- Washing clothes
- Gluing Papers
- Window washing
- Pouring liquids
Although quite simple, these tasks can help motor skills develop. These activities help the child to also explore their environment while learning how to help out around the house.
Materials such as these have become a staple of the Montessori approach in a modern classroom, nursery or childminder’s living room, study, basement, local park, playroom, etc. A fact which is important to remember and one which Maria Montessori echoed in statement and deed is that the setting and methods used to inspire and teach children need not be formal, rigidly applied, defined or restricted – the best setting for a child to learn is the setting where he or she is. Learning should never cease, especially not in young children.
Efficacy Of Montessori
The Montessori method has some significant strengths, especially for younger children, whose learning and memory has been shown to be benefitted immensely by interaction and physical manipulation. The “learning materials” the Montessori Method uses create experiences a young child is more likely to accurately and easily recall than a similar lesson given without a physical device to manipulate, touch and feel, hear, and see.
Having a physical representation of the lesson or subject creates a more immersive experience for a young child, an experience which features many or all of the senses. Such an experience will demand more dedicated attention and create memories which are more rich and profound in detail. Those memories rich in sensory information will be more easily remembered for a multitude of reasons – for one, the memory of each sensation, sound, sight, smell, and taste are recorded separately by your brain, but are associated with the other sensations and experiences that together make up the memory in its entirety.
Memories which stimulate more of the senses have been shown to have higher rates of recall. Remember any loud, multi-sensory experiences? A concert perhaps? Modern concerts heavily manipulate our memory, and for this reason, they remain one of our culture’s most oft-recalled life experiences.
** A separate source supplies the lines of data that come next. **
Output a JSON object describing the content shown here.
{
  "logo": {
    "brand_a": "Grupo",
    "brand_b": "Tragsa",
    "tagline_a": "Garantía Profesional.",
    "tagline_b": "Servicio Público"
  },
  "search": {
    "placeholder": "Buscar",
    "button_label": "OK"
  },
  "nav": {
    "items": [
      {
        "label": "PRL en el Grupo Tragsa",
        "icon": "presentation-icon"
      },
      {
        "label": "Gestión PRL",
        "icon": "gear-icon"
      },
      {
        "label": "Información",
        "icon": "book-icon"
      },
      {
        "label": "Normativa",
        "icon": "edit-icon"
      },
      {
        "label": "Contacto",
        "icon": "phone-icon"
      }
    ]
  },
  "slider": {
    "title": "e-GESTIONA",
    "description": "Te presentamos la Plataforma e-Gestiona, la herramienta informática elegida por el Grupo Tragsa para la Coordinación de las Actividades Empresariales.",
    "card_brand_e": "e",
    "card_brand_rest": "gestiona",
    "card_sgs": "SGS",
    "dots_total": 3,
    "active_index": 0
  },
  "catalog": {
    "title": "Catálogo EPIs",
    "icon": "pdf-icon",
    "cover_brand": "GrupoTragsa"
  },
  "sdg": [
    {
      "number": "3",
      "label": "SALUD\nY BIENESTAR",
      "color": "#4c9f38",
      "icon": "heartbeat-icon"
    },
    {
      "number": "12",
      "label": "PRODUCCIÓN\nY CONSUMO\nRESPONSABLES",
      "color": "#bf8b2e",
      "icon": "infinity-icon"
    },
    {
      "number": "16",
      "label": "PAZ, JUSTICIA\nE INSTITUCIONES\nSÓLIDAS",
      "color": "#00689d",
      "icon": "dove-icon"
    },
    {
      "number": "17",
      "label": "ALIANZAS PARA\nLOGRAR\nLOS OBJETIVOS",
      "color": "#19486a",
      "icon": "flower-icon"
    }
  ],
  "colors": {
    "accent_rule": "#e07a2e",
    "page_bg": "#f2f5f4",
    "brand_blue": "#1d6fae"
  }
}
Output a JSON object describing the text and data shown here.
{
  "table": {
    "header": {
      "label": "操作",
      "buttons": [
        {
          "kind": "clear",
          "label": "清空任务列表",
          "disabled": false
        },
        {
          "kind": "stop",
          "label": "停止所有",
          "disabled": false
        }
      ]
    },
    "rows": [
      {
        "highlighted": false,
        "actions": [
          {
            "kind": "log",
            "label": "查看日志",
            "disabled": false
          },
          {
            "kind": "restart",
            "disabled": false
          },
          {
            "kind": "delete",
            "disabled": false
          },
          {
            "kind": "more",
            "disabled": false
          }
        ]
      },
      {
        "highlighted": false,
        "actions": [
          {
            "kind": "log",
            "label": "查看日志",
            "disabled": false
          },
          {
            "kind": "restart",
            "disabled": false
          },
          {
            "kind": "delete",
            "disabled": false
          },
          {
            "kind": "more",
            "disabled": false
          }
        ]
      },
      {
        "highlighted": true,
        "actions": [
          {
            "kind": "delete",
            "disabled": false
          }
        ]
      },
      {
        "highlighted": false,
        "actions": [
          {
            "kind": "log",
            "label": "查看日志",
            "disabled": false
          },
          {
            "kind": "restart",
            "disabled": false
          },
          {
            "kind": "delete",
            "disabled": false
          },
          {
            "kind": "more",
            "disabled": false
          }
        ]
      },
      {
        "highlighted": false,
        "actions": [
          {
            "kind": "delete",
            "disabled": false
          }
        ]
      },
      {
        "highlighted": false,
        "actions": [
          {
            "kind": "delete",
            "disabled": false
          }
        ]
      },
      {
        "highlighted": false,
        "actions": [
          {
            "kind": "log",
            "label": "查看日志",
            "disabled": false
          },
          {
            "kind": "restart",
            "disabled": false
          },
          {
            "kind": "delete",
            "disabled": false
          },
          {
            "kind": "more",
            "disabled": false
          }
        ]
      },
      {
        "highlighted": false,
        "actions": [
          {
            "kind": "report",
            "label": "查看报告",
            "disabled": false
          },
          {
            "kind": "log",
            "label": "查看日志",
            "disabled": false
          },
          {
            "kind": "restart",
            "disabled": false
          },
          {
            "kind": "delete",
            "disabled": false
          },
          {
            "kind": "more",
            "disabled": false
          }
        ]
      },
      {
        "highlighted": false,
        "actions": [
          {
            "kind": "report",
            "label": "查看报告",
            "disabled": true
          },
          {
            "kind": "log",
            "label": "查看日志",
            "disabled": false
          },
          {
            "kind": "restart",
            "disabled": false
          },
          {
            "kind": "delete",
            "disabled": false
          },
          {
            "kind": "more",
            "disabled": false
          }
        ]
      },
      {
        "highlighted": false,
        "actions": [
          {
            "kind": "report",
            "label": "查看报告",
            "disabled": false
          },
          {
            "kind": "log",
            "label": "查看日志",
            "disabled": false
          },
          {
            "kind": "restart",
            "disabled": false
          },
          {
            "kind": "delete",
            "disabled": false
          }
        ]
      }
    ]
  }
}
This is exploited, albeit in a different way, by the Montessori approach. Rather than using loud noises and bright lights, the Montessori approach uses touch, spatial manipulation, interaction, and visual stimulation. This combined with the freedom and degree of choice the child has upon his or her lesson at a given moment makes a child more likely to learn and recall. The freedom and choice make it more likely that a child will be attentive and engage.
The impact of the sensory perception on memory is even more profound in young children than in any other group. Between the ages of 4 and 7, the right hemisphere of a child’s brain is developing. The right hemisphere has been shown to respond to visual and tactile stimuli.
“Kids learn through all their senses,” according to Ben Mardell, PhD, with Project Zero at Harvard University, “and they like to touch and manipulate things.” Learning in this way has more significance than simply keeping the children busy, learning with hands-on lessons will improve retention of the material, especially in younger children. When children are between 3 and 8, the right side of the brain is doing a lot of growth and development, making visual and spatial activities highly effective for this age group. Not until later in life, after age 10, does the growth and learning in the more analytical left hemisphere take place.
Activities which incorporate movement, listening, talking and tactile sensations, activate many areas of the brain. “The more parts of your brain you use, the more likely you are to retain information,” according to Judy Dodge, author of 25 Quick Formative Assessments for a Differentiated Classroom. “If you’re only listening, you’re only activating one part of the brain”, Dodge says. This illuminates the core strengths of the Montessori Method, which seeks to activate numerous parts of the brain, and creating more robust neural connections between those parts, which together develop a more lasting, significant memory. In children under the age of 8 or even 10, whose brains and thinking are very much ‘right-brain’ dominant, these visual, tactile and spatial elements are great at establishing lasting, accurate recall of lessons and the information they contain.
Learn more about the different teaching pedagogies commonly practised here.